* EXTRACTED ENTRIES:

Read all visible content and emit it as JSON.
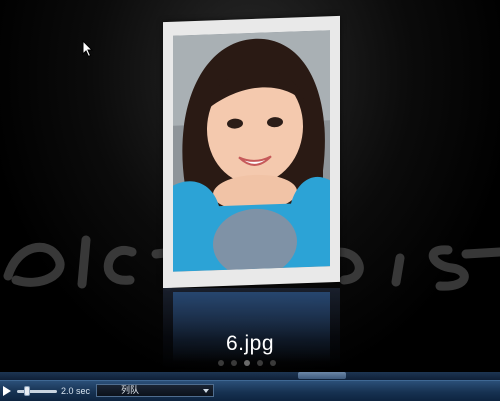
{
  "viewer": {
    "current_file": "6.jpg",
    "slide_count": 5,
    "active_slide": 3
  },
  "controls": {
    "play_icon": "play-icon",
    "interval": "2.0 sec",
    "interval_value": 0.35,
    "playlist_label": "列队",
    "dropdown_icon": "chevron-down-icon",
    "progress": 0.66
  },
  "colors": {
    "background": "#000000",
    "control_bar": "#173252",
    "card": "#e9e9e9"
  }
}
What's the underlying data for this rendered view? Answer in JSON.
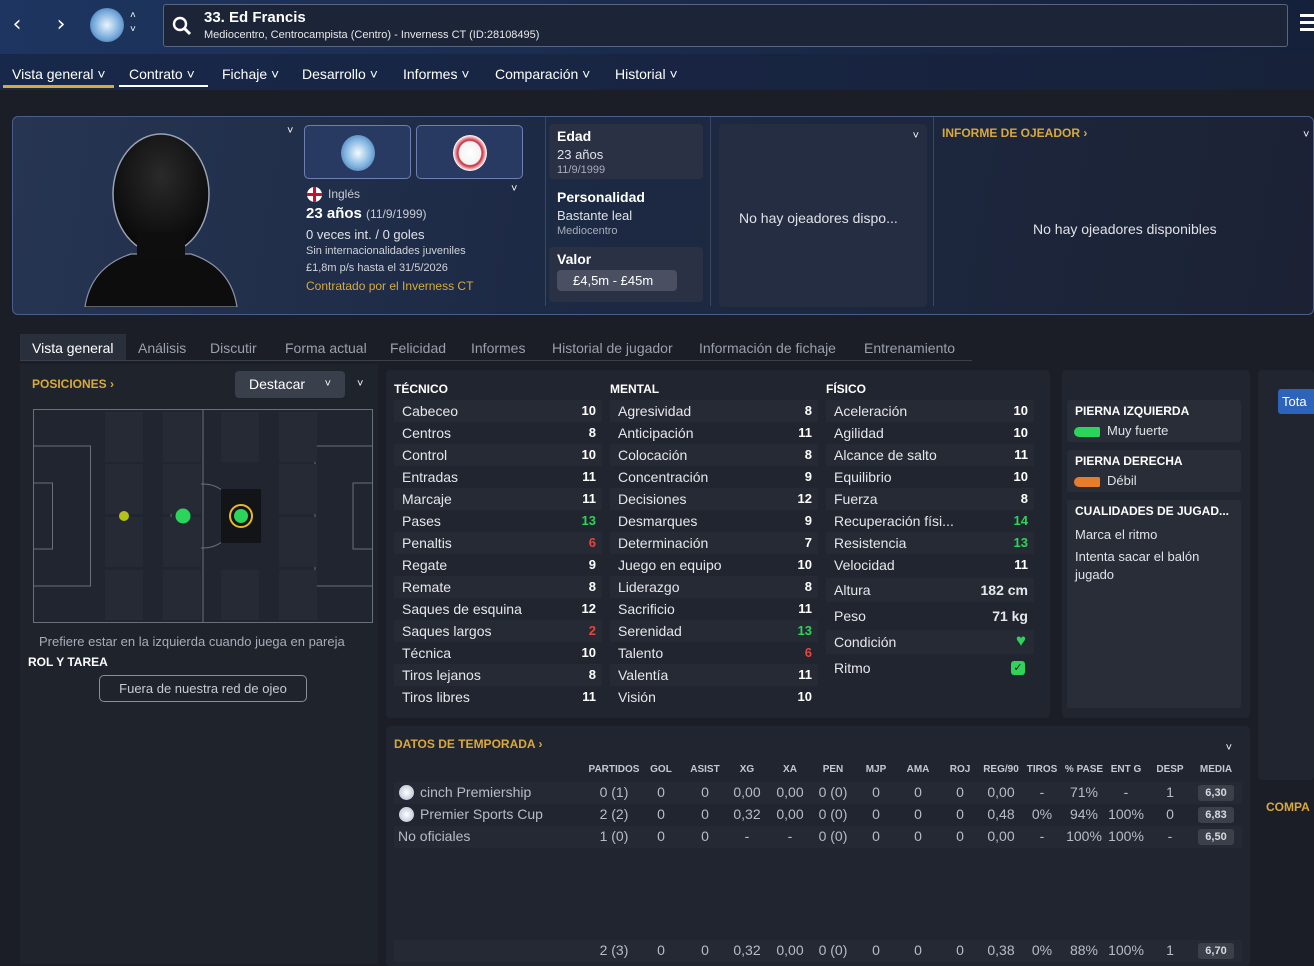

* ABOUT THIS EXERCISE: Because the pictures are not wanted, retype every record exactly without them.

* COMPLETED TASK:
Read all visible content and emit it as JSON.
{
  "viewer": {
    "current_file": "6.jpg",
    "slide_count": 5,
    "active_slide": 3
  },
  "controls": {
    "play_icon": "play-icon",
    "interval": "2.0 sec",
    "interval_value": 0.35,
    "playlist_label": "列队",
    "dropdown_icon": "chevron-down-icon",
    "progress": 0.66
  },
  "colors": {
    "background": "#000000",
    "control_bar": "#173252",
    "card": "#e9e9e9"
  }
}
What's the underlying data for this rendered view? Answer in JSON.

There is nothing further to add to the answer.